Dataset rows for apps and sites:
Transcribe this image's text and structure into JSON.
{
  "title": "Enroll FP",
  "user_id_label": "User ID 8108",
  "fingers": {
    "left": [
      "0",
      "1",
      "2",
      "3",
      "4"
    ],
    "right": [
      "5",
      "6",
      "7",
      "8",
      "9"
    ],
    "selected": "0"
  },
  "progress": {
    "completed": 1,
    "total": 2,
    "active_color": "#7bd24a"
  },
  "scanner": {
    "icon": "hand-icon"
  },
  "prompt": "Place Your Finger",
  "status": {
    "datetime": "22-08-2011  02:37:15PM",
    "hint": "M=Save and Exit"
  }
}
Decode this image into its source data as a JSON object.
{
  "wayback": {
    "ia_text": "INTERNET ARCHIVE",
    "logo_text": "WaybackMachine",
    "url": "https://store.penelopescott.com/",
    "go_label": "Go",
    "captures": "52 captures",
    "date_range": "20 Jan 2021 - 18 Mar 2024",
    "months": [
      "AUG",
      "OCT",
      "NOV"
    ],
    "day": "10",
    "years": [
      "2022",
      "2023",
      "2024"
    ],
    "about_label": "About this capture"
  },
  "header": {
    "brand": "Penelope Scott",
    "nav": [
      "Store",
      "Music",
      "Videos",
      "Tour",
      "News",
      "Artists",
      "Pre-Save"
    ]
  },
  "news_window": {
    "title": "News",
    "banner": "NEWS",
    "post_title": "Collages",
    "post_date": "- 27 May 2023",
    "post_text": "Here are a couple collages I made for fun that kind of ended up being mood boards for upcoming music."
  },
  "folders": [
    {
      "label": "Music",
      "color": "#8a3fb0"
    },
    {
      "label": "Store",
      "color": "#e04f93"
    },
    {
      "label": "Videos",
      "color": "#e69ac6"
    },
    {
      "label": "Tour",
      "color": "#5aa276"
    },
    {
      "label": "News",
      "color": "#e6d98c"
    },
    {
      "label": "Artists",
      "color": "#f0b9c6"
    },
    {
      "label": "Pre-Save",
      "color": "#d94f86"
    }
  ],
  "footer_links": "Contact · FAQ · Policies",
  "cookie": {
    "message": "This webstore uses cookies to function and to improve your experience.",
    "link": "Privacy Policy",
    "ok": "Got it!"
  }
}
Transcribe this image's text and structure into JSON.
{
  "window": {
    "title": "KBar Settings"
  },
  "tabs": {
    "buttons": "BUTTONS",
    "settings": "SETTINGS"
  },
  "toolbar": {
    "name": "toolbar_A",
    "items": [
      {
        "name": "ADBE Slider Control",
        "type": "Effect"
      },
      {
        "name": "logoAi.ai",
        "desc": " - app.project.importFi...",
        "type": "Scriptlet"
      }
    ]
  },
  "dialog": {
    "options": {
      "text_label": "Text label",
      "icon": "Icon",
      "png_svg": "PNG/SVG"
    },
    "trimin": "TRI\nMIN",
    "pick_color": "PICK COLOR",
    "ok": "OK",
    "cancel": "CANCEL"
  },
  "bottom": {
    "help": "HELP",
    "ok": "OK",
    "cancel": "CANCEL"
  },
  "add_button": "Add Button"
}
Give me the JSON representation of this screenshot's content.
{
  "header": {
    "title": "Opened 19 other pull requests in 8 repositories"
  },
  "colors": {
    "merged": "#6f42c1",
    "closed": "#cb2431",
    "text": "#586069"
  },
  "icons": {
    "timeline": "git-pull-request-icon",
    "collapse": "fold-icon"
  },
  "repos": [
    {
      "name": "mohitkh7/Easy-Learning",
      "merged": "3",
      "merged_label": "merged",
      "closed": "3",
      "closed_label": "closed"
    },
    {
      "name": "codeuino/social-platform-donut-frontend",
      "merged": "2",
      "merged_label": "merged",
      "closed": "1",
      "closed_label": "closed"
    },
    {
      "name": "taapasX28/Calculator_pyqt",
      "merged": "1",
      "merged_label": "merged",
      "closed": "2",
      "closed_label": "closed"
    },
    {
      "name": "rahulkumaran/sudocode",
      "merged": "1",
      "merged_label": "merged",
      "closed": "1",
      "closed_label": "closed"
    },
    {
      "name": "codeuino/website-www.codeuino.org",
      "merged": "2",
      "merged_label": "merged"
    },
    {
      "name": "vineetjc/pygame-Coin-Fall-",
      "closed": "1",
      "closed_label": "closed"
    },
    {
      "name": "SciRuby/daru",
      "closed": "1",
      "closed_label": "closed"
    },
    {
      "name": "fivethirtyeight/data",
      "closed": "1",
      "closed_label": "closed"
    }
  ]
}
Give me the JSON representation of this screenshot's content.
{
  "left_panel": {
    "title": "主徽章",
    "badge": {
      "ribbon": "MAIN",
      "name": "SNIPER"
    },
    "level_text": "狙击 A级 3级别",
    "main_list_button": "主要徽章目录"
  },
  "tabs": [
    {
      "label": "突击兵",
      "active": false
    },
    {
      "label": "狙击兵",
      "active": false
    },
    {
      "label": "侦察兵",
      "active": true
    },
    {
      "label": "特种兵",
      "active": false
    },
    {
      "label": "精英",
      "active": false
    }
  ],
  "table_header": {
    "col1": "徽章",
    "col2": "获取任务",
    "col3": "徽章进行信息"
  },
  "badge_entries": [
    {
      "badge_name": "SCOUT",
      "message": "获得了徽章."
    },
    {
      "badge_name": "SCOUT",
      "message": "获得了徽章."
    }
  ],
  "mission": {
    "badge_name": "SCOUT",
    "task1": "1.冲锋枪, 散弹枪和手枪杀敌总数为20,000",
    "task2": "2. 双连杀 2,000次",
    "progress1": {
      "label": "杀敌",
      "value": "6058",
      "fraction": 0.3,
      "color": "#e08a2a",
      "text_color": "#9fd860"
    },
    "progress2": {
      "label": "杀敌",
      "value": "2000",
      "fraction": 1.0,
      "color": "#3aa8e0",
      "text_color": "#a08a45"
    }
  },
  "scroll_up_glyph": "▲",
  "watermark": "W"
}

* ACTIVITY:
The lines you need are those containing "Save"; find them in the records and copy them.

* SOLUTION TO THIS EXERCISE:
    "hint": "M=Save and Exit"
      "Pre-Save"
      "label": "Pre-Save",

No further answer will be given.